Worse, when we confess to someone who is not living under a vow of secrecy, we know there's a chance of it becoming grist for the rumor mill. Unfortunately, I've been a part of this myself. By listening to someone share a personal part of a brother or sister's struggle with sin, I assured myself it was "a prayer concern" and then passed it on to someone else. This is why I love it when a Catholic asks prayer for "a personal intention." I truly don't need to know the details. If someone is struggling with a sin, I'd rather have them say just that and I'll pray accordingly.
And that type of prayer is only part of the equation. If a person has sinned, they need to be forgiven. Jesus Christ forgives us, but who did He choose to be representative of Him while on earth? His apostles. So not only do we need prayer from our fellow brothers and sisters to help keep us from the temptation of sin, once we've fallen into sin - we then need forgiveness. The Bible is clear on the authority that Jesus Christ gave to His disciples to do this.
Sin is ugly, evil, and deadly to our soul. I praise God for our priests who have the authority to bestow this sacrament. And I can't help but wonder if the attempt to make the Sacrament of Reconciliation more of a "therapy session" was initiated by those who promote a blurred line of distinction between the laity and the priesthood. After all, if this sacrament is nothing more than a time to pour out your woes, anyone could listen.
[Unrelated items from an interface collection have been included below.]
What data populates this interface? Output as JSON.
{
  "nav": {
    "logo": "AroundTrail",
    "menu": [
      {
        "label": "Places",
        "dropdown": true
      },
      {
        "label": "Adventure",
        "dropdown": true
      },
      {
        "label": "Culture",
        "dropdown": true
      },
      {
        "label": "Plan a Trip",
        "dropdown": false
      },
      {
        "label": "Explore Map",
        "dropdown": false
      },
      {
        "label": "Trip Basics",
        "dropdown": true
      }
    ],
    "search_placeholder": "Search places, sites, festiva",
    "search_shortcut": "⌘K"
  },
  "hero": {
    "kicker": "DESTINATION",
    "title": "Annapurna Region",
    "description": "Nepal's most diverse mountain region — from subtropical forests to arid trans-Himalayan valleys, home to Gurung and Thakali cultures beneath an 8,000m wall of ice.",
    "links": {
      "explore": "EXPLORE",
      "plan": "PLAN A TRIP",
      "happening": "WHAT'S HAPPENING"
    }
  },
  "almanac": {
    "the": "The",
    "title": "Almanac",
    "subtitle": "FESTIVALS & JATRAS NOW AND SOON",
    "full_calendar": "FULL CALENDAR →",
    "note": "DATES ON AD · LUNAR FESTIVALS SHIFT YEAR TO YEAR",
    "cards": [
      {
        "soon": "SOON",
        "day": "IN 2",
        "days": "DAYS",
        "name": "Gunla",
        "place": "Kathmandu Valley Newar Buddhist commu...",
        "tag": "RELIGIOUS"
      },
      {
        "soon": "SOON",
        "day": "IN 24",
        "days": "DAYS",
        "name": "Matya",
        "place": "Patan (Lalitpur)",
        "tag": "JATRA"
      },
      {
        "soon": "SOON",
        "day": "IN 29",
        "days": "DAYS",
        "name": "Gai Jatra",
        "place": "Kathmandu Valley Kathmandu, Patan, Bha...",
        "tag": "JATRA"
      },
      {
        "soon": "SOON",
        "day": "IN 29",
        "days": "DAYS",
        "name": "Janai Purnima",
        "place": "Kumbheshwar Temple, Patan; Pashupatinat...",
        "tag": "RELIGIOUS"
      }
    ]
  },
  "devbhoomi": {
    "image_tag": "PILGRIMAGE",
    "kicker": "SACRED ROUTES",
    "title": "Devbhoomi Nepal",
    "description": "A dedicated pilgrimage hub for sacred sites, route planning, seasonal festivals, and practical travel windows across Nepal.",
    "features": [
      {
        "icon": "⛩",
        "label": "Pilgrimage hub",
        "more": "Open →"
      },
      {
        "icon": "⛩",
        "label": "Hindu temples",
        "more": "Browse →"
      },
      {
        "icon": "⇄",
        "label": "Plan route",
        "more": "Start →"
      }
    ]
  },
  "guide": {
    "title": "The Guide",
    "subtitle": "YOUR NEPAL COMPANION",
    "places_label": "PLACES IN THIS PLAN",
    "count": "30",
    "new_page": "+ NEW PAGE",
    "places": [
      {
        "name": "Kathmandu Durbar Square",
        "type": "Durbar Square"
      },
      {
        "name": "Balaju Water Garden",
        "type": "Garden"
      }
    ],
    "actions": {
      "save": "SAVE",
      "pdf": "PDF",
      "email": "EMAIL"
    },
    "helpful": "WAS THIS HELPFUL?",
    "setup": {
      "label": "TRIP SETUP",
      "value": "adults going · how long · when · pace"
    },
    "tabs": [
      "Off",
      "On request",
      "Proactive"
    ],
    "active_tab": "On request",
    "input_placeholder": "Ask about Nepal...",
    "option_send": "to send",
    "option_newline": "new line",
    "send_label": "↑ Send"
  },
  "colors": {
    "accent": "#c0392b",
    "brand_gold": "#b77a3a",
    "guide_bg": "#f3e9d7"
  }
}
But only the priest has the Biblical authority to forgive sin. Confidentially. Good for the Vatican for reminding us.